“Tax hikes signed by Ritter.”
Headline on the Denver Post Web site this morning:
“Ritter signs bills to end tax breaks, help balance budget.”
Are we looking at bias here? The Gazette trends right, the Post trends left. Do the headlines mirror the editorial positions of the newspapers?
I doubt it. Both headlines are factual and defensible, if not absolutely even-handed. And ideology has little to do with the craft of headline writing. If you think it’s hard to write a pithy tweet, or to compose a graceful haiku, try summarizing an 800-word story in five to nine words. It’s a delightful craft, one which can only be mastered by long practice. “Hicks nix stix flix” and “Headless body in topless bar” – two examples of reality providing an occasion for genius to meet inspiration.
But for folks who believe that daily newspaper coverage is driven by political agendas, grudge-settling and hidden biases, there’s always evidence of slanted coverage – just as there’s abundant evidence that Denver International Airport is the site of a vast, hidden secret guv’mint project, complete with subterranean tunnels to Cheyenne Mountain.
But it does appear that the Gazette has in fact launched a secret project aimed at uncovering the shenanigans of certain powerful folks in our community.
A couple of months ago, the G assigned a new reporter to cover the County Commission and, it appears, to report upon the antics of a certain Douglas Bruce.
Eileen Welsome has the kind of unthreatening persona that is so valuable to an investigative reporter. She’s quiet, persistent and unrelenting. She’s already written some great pieces about the county, and has so annoyed the commissioners that Gazette editor Jeff Thomas has had to endure a meeting with at least one indignant elected official.
But it seems that neither the Dougster nor our eminent elected officials have bothered to Google Welsome. One commissioner characterized her as “not understanding anything,” and ”asking lots of ignorant questions,” and “filing all these CORA (Colorado Open Records Act) requests.”
But maybe she understands more than the commissioners give her credit for – and maybe her employer is expecting great things from her.
A few years back, Welsome won the Pulitzer Prize for national reporting while working as a reporter for the Albuquerque Tribune. The series of stories covered the experience of Americans who were unknowingly research subjects of government radiation experiments, according to the Pulitzer Prize Web site.
To find that the “G” has hired Welsome as a beat reporter is a little surprising. It’s as unlikely as seeing Jeff Beck lay down riffs with the local boys at Southside Johnny’s … but maybe it’s just a sign of the times.

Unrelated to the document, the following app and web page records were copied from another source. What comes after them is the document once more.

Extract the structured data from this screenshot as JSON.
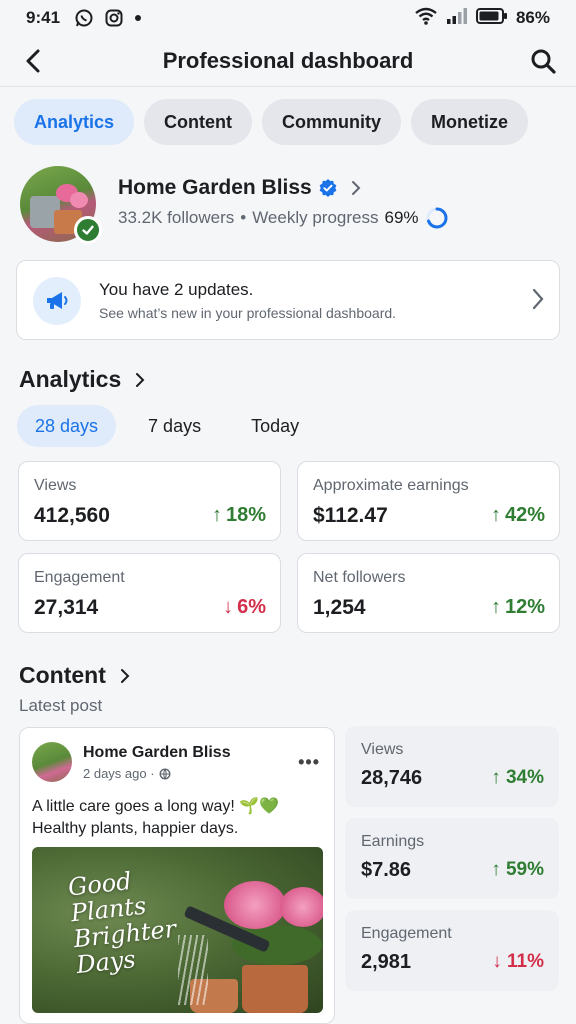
{
  "status_bar": {
    "time": "9:41",
    "battery": "86%"
  },
  "header": {
    "title": "Professional dashboard"
  },
  "tabs": [
    {
      "label": "Analytics",
      "active": true
    },
    {
      "label": "Content",
      "active": false
    },
    {
      "label": "Community",
      "active": false
    },
    {
      "label": "Monetize",
      "active": false
    }
  ],
  "profile": {
    "name": "Home Garden Bliss",
    "followers": "33.2K followers",
    "separator": "•",
    "weekly_label": "Weekly progress",
    "weekly_value": "69%",
    "weekly_fraction": 0.69
  },
  "updates": {
    "title": "You have 2 updates.",
    "subtitle": "See what’s new in your professional dashboard."
  },
  "analytics": {
    "title": "Analytics",
    "ranges": [
      {
        "label": "28 days",
        "active": true
      },
      {
        "label": "7 days",
        "active": false
      },
      {
        "label": "Today",
        "active": false
      }
    ],
    "metrics": [
      {
        "label": "Views",
        "value": "412,560",
        "change": "18%",
        "direction": "up"
      },
      {
        "label": "Approximate earnings",
        "value": "$112.47",
        "change": "42%",
        "direction": "up"
      },
      {
        "label": "Engagement",
        "value": "27,314",
        "change": "6%",
        "direction": "down"
      },
      {
        "label": "Net followers",
        "value": "1,254",
        "change": "12%",
        "direction": "up"
      }
    ]
  },
  "content": {
    "title": "Content",
    "latest_label": "Latest post",
    "post": {
      "author": "Home Garden Bliss",
      "time": "2 days ago ·",
      "more": "•••",
      "caption": "A little care goes a long way! 🌱💚\nHealthy plants, happier days.",
      "image_text": "Good\nPlants\nBrighter\nDays"
    },
    "stats": [
      {
        "label": "Views",
        "value": "28,746",
        "change": "34%",
        "direction": "up"
      },
      {
        "label": "Earnings",
        "value": "$7.86",
        "change": "59%",
        "direction": "up"
      },
      {
        "label": "Engagement",
        "value": "2,981",
        "change": "11%",
        "direction": "down"
      }
    ]
  },
  "colors": {
    "accent": "#1a73e8",
    "up": "#2e7d32",
    "down": "#d32f4a"
  }
}
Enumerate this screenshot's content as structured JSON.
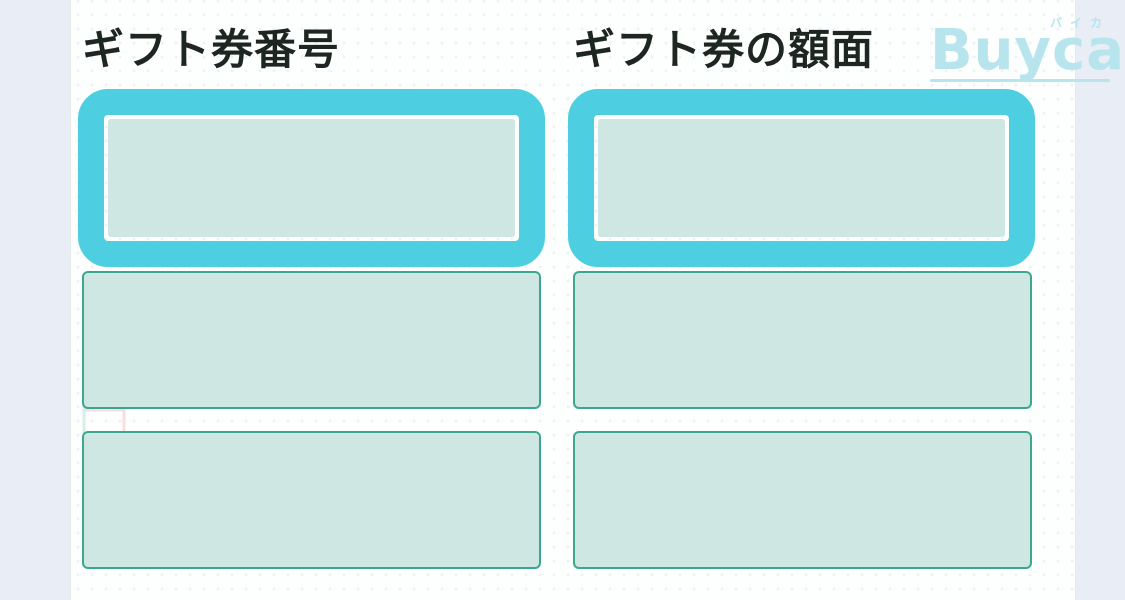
{
  "columns": {
    "left_header": "ギフト券番号",
    "right_header": "ギフト券の額面"
  },
  "rows": [
    {
      "gift_number": "",
      "face_value": "",
      "highlighted": true
    },
    {
      "gift_number": "",
      "face_value": "",
      "highlighted": false
    },
    {
      "gift_number": "",
      "face_value": "",
      "highlighted": false
    }
  ],
  "logo": {
    "text": "Buyca",
    "kana": "バイカ"
  },
  "colors": {
    "highlight": "#4dcfe1",
    "field_fill": "#cfe7e3",
    "field_border": "#3ba791",
    "header_text": "#1d2620",
    "logo": "#b8e4ee"
  }
}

After all, if the music business were as problematic as the newspaper industry, our local garage band would be fronting Clapton, not Beck.